This Ceanothus (it may be 'Cambridge Blue') is flowering well in the Friary garden and once it's over we'll trim it back fairly hard to keep its tight dome shape.
It gives a nice splash of colour and we are trying to think what else we can put in to liven up the bed - it's the first thing visitors see when they drive in. We've introduced some yellow with the Phlomis Fruticosa and we're thinking of planting bulbs and tulips to provide early season colour. But what about summer?
Saturday we were busy planting up the border we'd cleared last weekend. In went : Phlomis Fruticosa (four), Phormium 'Gold Sword (one), Euphorbia Wulfenii (six), Euonymus Fortunei 'Sunshine' (two), Berberis Thunbergii Aurea (two), Callistemon Citrinus (one) and Lonicera Nitida 'Baggesens Gold' (two). All was well watered in and then covered with eight 80 litre bags of bark mulch to try retain the moisture.
Coming home to your own bed and your own food are some of the great things about travelling.
After our diet busting weekend in Brussels (I know, we weren't forced but we felt like a couple of lardies) the first thing I did when we got back was to harvest our first salad of the year.
There's Lettuce Tom Thumbgrown in wine boxes . They were planted up on March 14th and covered with a single layer of horticultural fleece which I removed on April 12th just before the hot spell when I knew I'd be away and didn't want them to fry.
The young leaves of perpetual spinach leaves came through the winter (I'll let it run to seed in the summer and try and save some seed). And the chives were a division of an older clump which I split in three and planted up in pots. The red lettuce Lollo Rosso adds a some colour and the flat leaf parsley adds a herby element.
Cutting the heads of both lettuces about a half inch stub above the ground, I'm hoping they'll come back again, producing another crop on a 'cut and come again' basis. I've done it before with Lollo Rosso but I'm wondering will it work with Tom Thumb?
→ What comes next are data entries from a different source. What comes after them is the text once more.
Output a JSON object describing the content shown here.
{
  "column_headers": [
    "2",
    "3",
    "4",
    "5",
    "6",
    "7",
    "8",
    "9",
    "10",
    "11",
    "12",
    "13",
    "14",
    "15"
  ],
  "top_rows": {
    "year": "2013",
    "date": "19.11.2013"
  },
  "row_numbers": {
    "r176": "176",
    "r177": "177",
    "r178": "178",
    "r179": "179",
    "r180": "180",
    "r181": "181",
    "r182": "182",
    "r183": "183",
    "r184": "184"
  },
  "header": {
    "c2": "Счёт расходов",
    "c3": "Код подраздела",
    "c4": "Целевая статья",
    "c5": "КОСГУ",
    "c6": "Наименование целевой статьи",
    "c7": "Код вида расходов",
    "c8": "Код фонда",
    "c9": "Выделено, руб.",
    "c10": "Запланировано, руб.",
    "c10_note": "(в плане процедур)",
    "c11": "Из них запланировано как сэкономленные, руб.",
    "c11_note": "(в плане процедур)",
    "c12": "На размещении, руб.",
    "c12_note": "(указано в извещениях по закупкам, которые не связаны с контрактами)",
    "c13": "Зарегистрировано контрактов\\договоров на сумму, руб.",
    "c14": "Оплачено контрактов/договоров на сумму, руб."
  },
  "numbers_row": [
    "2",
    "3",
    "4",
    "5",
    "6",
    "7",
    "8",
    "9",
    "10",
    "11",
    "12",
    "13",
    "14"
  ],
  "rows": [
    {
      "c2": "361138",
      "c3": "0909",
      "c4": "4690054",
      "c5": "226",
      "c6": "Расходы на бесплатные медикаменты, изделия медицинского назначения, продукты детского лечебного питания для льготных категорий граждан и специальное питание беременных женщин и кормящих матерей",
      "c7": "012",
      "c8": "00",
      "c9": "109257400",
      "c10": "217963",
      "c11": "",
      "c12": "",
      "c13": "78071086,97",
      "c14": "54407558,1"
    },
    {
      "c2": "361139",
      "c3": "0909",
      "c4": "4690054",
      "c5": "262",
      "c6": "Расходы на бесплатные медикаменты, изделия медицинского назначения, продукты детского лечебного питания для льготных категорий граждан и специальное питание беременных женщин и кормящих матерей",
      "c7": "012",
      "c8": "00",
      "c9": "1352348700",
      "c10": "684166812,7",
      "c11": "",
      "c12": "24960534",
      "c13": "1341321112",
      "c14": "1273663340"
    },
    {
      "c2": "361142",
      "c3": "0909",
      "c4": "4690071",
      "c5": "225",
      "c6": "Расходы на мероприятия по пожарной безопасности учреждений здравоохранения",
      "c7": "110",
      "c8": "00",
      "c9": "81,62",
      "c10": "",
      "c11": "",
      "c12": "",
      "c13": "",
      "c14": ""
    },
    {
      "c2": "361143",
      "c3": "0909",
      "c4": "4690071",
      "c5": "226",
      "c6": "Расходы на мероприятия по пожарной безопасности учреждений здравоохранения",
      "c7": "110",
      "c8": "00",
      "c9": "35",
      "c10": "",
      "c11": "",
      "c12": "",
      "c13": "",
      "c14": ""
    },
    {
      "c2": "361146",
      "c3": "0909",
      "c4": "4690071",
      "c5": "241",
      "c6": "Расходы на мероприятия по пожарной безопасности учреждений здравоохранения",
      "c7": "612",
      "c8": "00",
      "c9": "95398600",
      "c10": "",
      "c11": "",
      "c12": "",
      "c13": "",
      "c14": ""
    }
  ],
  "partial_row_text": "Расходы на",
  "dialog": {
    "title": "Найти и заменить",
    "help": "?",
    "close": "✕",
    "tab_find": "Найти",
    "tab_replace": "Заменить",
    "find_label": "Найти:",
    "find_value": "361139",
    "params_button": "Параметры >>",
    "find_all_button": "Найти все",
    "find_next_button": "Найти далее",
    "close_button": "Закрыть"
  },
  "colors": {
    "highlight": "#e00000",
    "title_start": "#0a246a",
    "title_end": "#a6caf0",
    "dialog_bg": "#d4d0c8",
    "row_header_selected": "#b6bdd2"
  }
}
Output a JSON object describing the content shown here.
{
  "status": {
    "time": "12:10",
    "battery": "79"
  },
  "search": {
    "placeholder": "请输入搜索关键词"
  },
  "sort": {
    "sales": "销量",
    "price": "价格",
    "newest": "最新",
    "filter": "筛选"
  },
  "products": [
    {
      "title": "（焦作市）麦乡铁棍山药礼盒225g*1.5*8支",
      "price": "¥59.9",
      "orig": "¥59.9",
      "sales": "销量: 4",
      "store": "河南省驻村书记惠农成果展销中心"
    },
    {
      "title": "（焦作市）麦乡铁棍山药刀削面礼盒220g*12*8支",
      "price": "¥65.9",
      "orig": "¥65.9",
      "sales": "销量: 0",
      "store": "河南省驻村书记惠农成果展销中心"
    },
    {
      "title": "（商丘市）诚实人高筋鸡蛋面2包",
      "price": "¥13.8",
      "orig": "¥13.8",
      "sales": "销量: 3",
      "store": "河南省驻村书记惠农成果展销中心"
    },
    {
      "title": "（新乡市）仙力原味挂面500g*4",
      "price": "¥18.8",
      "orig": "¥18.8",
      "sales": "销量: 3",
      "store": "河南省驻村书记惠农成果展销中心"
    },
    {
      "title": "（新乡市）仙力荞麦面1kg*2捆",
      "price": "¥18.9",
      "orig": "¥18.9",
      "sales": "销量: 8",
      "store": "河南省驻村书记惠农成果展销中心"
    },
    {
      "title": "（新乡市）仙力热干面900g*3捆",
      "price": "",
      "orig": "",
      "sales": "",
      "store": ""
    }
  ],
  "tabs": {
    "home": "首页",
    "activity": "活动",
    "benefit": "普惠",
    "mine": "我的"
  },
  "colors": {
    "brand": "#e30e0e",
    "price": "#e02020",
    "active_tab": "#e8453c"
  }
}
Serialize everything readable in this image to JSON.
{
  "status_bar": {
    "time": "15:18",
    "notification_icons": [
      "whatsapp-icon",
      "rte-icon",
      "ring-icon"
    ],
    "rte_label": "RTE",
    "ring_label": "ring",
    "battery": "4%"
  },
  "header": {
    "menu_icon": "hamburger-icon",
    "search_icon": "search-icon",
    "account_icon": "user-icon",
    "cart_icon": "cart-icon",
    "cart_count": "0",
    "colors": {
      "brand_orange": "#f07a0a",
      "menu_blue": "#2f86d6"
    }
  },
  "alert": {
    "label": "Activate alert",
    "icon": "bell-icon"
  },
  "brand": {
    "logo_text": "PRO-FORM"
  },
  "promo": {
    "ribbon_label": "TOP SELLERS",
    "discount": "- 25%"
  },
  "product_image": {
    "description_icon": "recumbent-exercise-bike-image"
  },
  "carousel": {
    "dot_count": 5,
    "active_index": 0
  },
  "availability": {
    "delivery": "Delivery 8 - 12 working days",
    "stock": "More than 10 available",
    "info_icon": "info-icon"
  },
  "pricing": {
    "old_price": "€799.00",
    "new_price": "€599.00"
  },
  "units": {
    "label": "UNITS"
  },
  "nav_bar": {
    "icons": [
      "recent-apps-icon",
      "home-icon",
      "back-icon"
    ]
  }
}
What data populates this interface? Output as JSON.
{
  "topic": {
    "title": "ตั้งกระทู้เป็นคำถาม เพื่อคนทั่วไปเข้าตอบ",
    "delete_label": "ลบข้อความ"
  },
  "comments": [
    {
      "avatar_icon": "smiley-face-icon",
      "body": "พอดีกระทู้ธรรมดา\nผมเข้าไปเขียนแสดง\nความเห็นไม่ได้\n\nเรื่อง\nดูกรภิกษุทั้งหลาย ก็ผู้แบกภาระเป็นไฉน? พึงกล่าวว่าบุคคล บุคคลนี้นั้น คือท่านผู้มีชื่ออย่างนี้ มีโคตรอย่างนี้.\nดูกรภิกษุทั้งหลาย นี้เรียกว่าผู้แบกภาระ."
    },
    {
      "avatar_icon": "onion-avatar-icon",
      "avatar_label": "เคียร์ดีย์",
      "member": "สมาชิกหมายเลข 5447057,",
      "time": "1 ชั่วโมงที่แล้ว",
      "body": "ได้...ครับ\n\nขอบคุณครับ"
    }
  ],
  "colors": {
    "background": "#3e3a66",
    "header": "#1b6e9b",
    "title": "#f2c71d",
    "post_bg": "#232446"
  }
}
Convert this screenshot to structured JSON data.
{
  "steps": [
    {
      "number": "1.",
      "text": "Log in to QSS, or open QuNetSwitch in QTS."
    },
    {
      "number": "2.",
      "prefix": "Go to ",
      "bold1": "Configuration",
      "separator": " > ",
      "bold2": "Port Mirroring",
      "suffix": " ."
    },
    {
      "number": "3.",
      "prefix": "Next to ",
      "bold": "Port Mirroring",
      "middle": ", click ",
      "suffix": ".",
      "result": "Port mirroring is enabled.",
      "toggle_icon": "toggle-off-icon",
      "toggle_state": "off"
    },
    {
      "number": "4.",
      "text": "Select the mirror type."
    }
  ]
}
We were in Brussels over the weekend with my niece who is studying there and in between copious amounts of moules, steak frites and Leffe, we took a train (well four as it turned out) across the border into Holland to visit the Keukenhof Gardens near Leiden.
What should have been a two and half hour trip took us six hours thanks to a one day strike on the Belgian rail network. But we got there and enjoyed it hugely.
It's got to be said that the Keukenhof is not a place of understatement but if you want bulb displays this is the place to go to. We had hoped to bicylce by some of the bulb fields in the area around Lisse but because of the delays getting there we could only photograph those neighbouring the gardens.
And here are some of the displays in the Keukenhof itself - not just tulips. Don't go there if you're looking for subtle play of design and delicate colours - this is a Disney of the plant world and enjoyable for that.
To everything there is a season and this time of year it's sowing, planting out and more sowing. The time to reap will come.
So much for my promise to myself of a little and often but at least I've not been digging, much.
Here's what's gone in on the allotment, the garden and the Friary border over last week:
A seedbed row of Kale, Nero di Toscana, Leek, Musselburgh and St Victor, Radish French Breakfast, Cabbage January King, Red Cabbage Marner Lagerrot, Brussels Sprouts Seven Hills and Red Bull, Parsley Italian Flat Leaf and Parsnip Tender & True and Hollow Crown. Celeriac sown in plugs.
More rows of Pea Norli and Alderman direct sown in the ground.
And another 5 metres or so of the Friary south border has been cleared and a second Photinia planted. Getting the right plants for the dry, poor soil conditions will be key and we are raiding Beth Chatto's Gravel Garden and Nicola Ferguson's Right Plant, Right Place (North American readers may know it by its previous title Ferguson's Garden Plant Directory) for ideas.
I thought that I'd finished sowing potatoes until a package arrived from Norway today with four 'Lumper' seed potatoes. Popular around the time of the Irish famine, I'm hoping for high yields and more importantly finding out what it tastes like.
So for this year my heritage/heirloom potato varieties are Forty Fold, Mr Little's Yetholm Gypsy, Edzell Blue and Lumper.